Assignment:
Go through the records, and copy each line in which the string "occupation" is present.

[[ The records, beginning ]]

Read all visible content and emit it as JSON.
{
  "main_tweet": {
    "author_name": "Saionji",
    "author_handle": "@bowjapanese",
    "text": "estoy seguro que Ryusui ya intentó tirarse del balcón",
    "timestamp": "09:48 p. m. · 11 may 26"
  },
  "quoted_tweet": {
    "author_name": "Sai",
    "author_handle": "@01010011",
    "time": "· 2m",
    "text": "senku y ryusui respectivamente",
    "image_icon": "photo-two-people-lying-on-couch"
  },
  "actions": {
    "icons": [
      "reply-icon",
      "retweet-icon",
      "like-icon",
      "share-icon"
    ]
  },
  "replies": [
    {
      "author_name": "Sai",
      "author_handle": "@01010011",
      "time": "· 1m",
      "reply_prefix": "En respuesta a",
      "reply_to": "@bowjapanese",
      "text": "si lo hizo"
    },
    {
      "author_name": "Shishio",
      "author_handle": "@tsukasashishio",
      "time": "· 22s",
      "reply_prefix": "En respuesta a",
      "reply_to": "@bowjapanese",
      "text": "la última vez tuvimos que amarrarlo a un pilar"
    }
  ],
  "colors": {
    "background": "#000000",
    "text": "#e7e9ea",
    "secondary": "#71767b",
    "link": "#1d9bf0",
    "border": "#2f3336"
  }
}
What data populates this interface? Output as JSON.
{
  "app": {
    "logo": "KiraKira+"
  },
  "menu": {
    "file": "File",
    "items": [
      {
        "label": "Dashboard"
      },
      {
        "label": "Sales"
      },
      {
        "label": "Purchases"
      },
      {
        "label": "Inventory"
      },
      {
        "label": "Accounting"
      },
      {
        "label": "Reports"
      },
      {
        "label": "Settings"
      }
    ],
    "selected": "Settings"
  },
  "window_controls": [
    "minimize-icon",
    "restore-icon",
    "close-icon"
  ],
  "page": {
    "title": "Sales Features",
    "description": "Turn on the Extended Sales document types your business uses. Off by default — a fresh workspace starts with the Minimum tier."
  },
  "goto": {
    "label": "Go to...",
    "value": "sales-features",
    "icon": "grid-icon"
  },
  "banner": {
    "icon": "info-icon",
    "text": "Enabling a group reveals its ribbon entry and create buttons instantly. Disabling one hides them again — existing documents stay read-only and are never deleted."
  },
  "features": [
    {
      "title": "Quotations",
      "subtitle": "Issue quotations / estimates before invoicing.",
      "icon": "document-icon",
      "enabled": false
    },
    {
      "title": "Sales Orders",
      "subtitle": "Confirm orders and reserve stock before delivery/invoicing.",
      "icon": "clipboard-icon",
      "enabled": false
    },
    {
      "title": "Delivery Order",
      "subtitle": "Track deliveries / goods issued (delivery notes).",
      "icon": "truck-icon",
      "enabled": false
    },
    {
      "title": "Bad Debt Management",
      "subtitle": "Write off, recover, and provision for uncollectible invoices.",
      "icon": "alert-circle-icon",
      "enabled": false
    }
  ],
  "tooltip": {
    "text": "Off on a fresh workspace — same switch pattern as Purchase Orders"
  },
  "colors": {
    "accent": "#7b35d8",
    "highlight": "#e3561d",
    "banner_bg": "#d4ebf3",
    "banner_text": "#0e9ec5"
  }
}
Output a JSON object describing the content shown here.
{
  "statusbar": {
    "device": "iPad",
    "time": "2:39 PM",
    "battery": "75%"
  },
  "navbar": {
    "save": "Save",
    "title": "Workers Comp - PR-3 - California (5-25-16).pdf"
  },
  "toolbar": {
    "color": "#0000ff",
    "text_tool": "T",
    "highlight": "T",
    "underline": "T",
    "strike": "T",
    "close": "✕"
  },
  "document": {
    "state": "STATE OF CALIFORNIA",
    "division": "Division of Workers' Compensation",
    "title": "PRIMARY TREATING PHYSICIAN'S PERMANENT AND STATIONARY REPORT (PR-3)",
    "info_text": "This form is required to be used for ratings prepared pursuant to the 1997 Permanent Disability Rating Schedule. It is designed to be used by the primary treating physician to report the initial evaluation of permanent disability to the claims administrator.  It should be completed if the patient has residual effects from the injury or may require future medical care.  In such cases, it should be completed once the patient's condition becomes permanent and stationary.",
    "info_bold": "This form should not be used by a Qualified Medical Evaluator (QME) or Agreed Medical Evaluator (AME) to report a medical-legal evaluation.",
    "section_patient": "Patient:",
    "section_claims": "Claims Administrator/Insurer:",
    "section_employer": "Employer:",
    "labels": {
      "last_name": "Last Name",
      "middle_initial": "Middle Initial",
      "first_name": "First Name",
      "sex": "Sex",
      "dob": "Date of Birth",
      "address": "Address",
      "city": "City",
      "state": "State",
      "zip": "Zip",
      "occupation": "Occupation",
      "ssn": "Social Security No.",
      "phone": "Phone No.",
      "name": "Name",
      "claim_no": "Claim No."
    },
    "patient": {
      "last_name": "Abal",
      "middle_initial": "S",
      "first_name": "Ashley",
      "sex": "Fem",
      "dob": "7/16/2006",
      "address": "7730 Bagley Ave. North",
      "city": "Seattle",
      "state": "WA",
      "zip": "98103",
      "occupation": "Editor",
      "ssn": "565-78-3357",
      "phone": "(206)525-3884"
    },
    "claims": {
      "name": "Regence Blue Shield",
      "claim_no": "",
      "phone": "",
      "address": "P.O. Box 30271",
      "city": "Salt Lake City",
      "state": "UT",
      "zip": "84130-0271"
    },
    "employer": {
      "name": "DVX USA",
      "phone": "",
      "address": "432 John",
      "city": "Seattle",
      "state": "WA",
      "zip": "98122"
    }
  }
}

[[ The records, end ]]

Output below:
      "occupation": "Occupation",
      "occupation": "Editor",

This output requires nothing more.